My first two Slow Fire targets were pretty bad with one or two shots completely outside the scoring rings. By the third, I figured out I had my trigger finger in way too deep and was pushing the shots off the target to the left. Although still not very good, at least the final Slow Fire had all ten shots in the scoring rings.
Timed Fire in the National Match Course had some promise. Although not great at 88-1, it was notable for two reasons. First, it had a decent looking “cloud” of 45 caliber holes.
But when I looked through the scope after the second string, there were too many holes. Someone had cross-fired onto my target!
I was shooting 45 caliber ball whereas the cross-fired shots were 9mm and the gentleman scoring my target easily identified four of the five erroneous shots. The fifth, however, was not so easy so he dropped the one worst shot on the target and tallied my score, 88-1.
But looking at the photograph, I now suspect that the 3 o’clock ten might be the fifth 9mm hole which would have reduced my score to 84-1. But at the time, well, neither of us could tell for sure so it was scored as 88-1.

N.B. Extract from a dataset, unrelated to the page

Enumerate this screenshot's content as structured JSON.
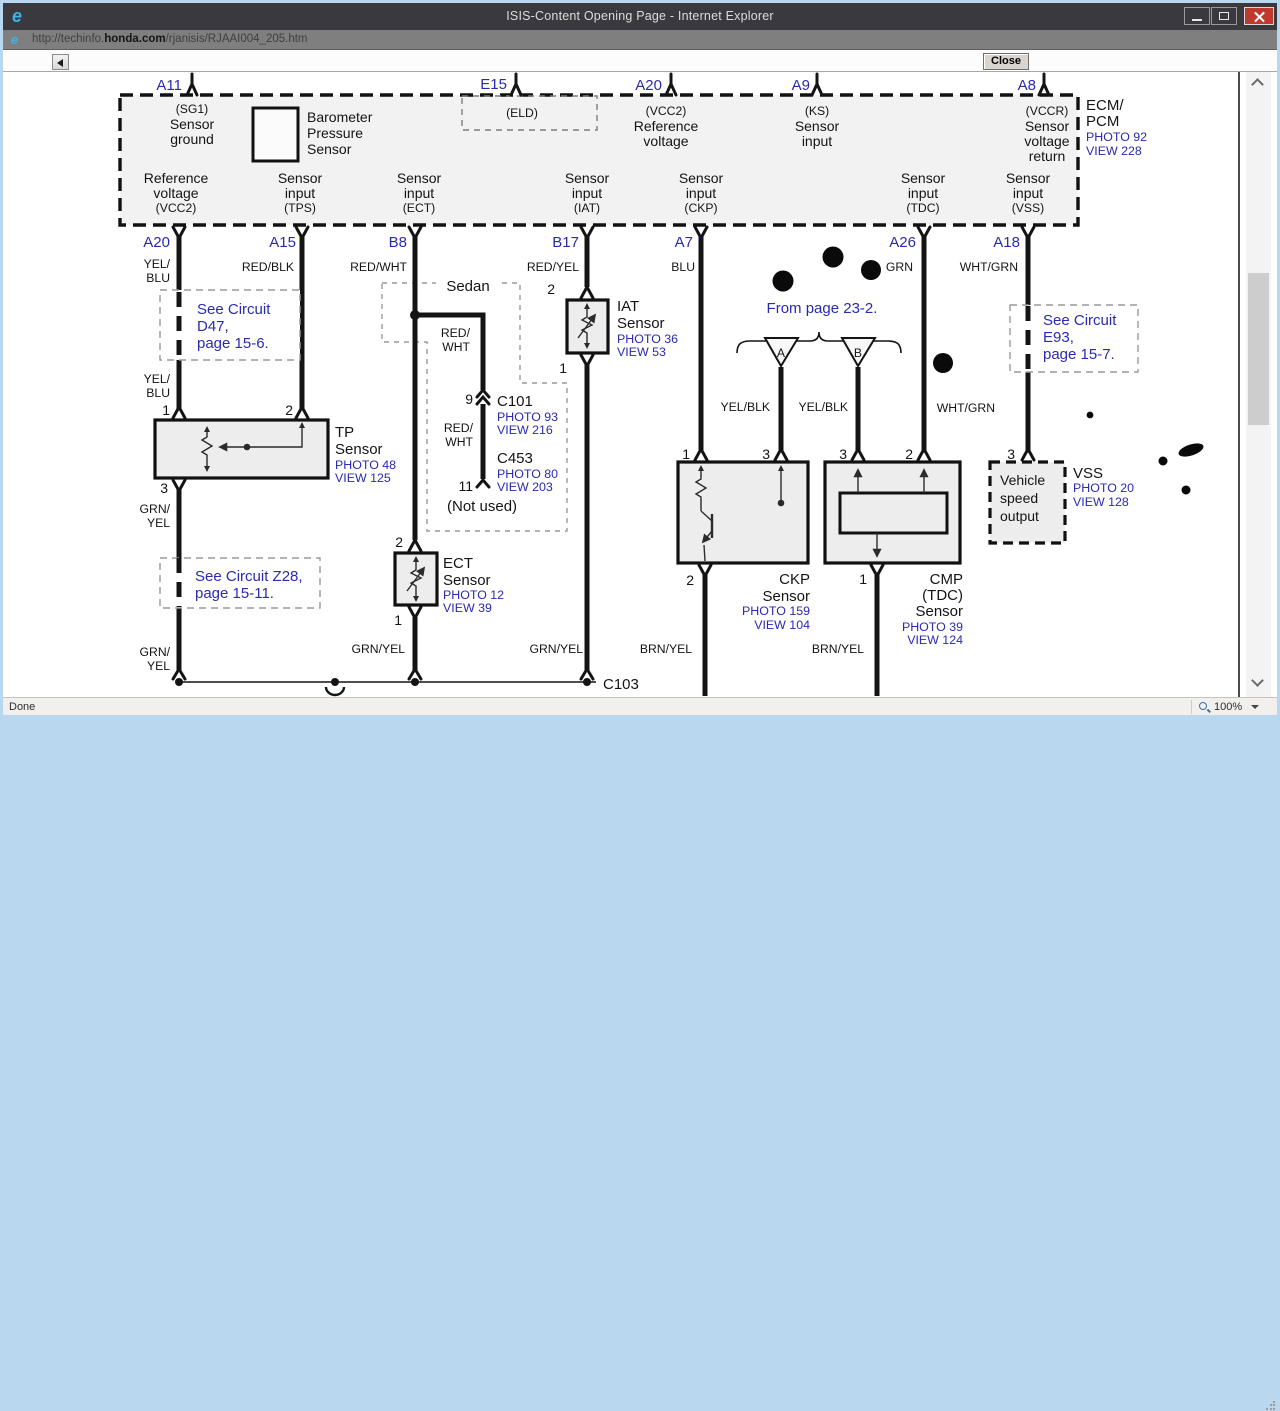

The cross-firing shooter was apologetic but, hey, we’ve all done it myself included. So we moved on to the next target.
My best target of the day was the first Rapid Fire at 91-4 and, as if I didn’t know better, I mentally congratulated myself saying, “You’ve got it licked, dude!” And that, of course, caused me to relax, lose my concentration, and shoot a dismal 65-1 on the last Rapid Fire.
Rule One in this sport: Never congratulate yourself.

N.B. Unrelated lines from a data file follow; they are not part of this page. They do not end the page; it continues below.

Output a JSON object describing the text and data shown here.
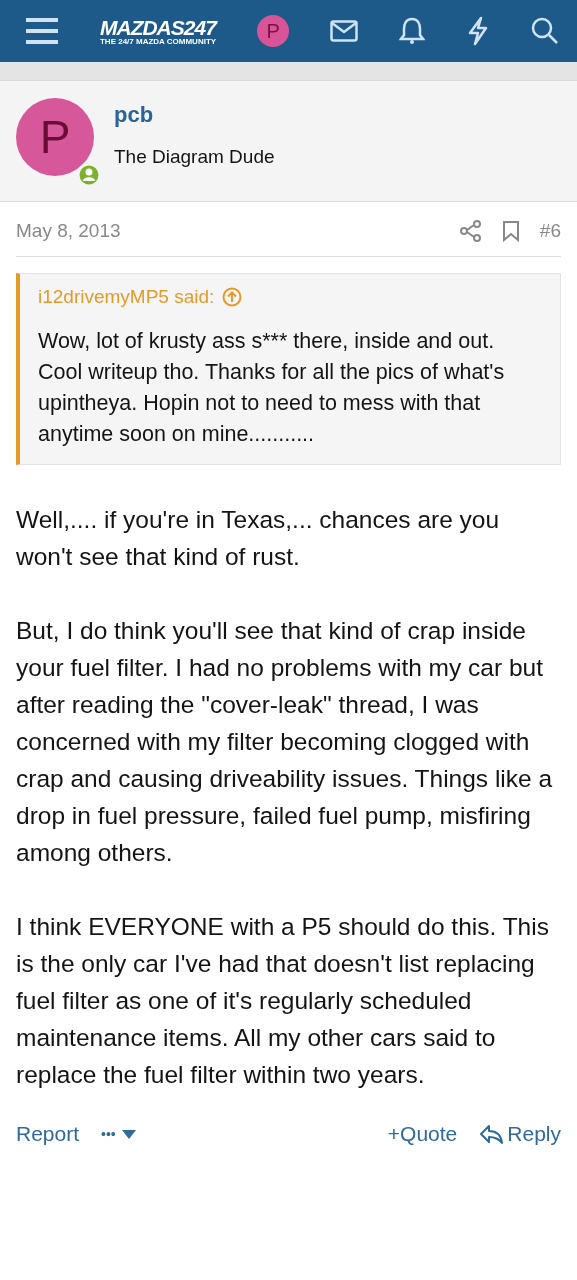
{
  "header": {
    "logo": {
      "name": "MAZDAS247",
      "tagline": "THE 24/7 MAZDA COMMUNITY"
    },
    "avatar_letter": "P"
  },
  "post": {
    "author": {
      "name": "pcb",
      "title": "The Diagram Dude",
      "avatar_letter": "P",
      "online": true
    },
    "date": "May 8, 2013",
    "number": "#6",
    "quote": {
      "author": "i12drivemyMP5 said:",
      "text": "Wow, lot of krusty ass s*** there, inside and out. Cool writeup tho. Thanks for all the pics of what's upintheya. Hopin not to need to mess with that anytime soon on mine..........."
    },
    "paragraphs": [
      "Well,.... if you're in Texas,... chances are you won't see that kind of rust.",
      "But, I do think you'll see that kind of crap inside your fuel filter. I had no problems with my car but after reading the \"cover-leak\" thread, I was concerned with my filter becoming clogged with crap and causing driveability issues. Things like a drop in fuel pressure, failed fuel pump, misfiring among others.",
      "I think EVERYONE with a P5 should do this. This is the only car I've had that doesn't list replacing fuel filter as one of it's regularly scheduled maintenance items. All my other cars said to replace the fuel filter within two years."
    ],
    "actions": {
      "report": "Report",
      "more": "•••",
      "quote": "Quote",
      "quote_prefix": "+",
      "reply": "Reply"
    }
  }
}
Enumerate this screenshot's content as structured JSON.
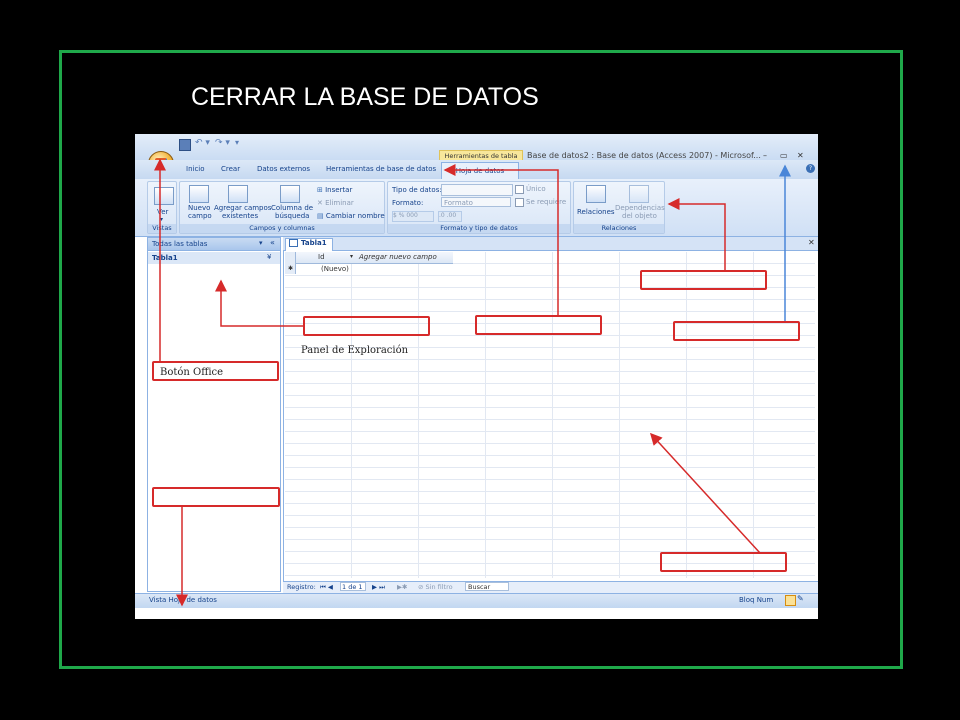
{
  "slide": {
    "title": "CERRAR LA BASE DE DATOS",
    "frame_color": "#1fa84a"
  },
  "window": {
    "title": "Base de datos2 : Base de datos (Access 2007) - Microsof...",
    "context_tool_header": "Herramientas de tabla",
    "controls": [
      "–",
      "▭",
      "✕"
    ]
  },
  "ribbon": {
    "tabs": [
      "Inicio",
      "Crear",
      "Datos externos",
      "Herramientas de base de datos"
    ],
    "active_tab": "Hoja de datos",
    "groups": {
      "vistas": {
        "label": "Vistas",
        "ver": "Ver"
      },
      "campos": {
        "label": "Campos y columnas",
        "nuevo_campo_1": "Nuevo",
        "nuevo_campo_2": "campo",
        "agregar_1": "Agregar campos",
        "agregar_2": "existentes",
        "columna_1": "Columna de",
        "columna_2": "búsqueda",
        "insertar": "Insertar",
        "eliminar": "Eliminar",
        "cambiar_nombre": "Cambiar nombre"
      },
      "formato": {
        "label": "Formato y tipo de datos",
        "tipo_datos": "Tipo de datos:",
        "formato": "Formato:",
        "formato_value": "Formato",
        "unico": "Único",
        "se_requiere": "Se requiere"
      },
      "relaciones": {
        "label": "Relaciones",
        "relaciones_btn": "Relaciones",
        "dependencias_1": "Dependencias",
        "dependencias_2": "del objeto"
      }
    }
  },
  "nav_pane": {
    "header": "Todas las tablas",
    "group": "Tabla1"
  },
  "document": {
    "tab": "Tabla1",
    "columns": [
      "Id",
      "Agregar nuevo campo"
    ],
    "new_row": "(Nuevo)"
  },
  "record_nav": {
    "label": "Registro:",
    "position": "1 de 1",
    "filter": "Sin filtro",
    "search": "Buscar"
  },
  "status": {
    "left": "Vista Hoja de datos",
    "right": "Bloq Num"
  },
  "callouts": {
    "panel": "Panel de Exploración",
    "office": "Botón Office"
  },
  "colors": {
    "callout_red": "#d62a2a",
    "arrow_blue": "#4a86d8"
  }
}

Or is it: Focus on the front sight.
But then again, maybe it is: Pressure the trigger straight back.
(Too many Rule Ones!)
I finished the Service Pistol 900 with a 681-6, not very good but, then again, I learned where to put my finger on the trigger, I had a couple of good targets in Timed and Rapid, and even my Slow Fire scores were headed in the right direction.
This is progress!
After packing things away, I cornered Jim Henderson and asked if he’d let me get a picture of the two of us together. I said I wanted something to hang on the wall so I’d know who I had to beat. Steve Reiter was nearby and I asked him to click the shutter. James said, “Don’t jerk it, Steve,” but even with that, Reiter still had a “failure to fire” (the shutter) and we had to try again.
Tomorrow morning is the 22 match. For today’s Service Pistol the line was full (35 shooters) and two had to wait for the second relay. I glanced at the squadding chart for tomorrow to see which relay I’m in and it looks like they’re both very close to full. I shoot early in the first relay with first shot at 8:30AM.
And I’ll have to remember that dainty little 22 has a much lighter trigger than the service pistol I was shooting today.
But it’ll be “straight back” again tomorrow.
10s and Xs!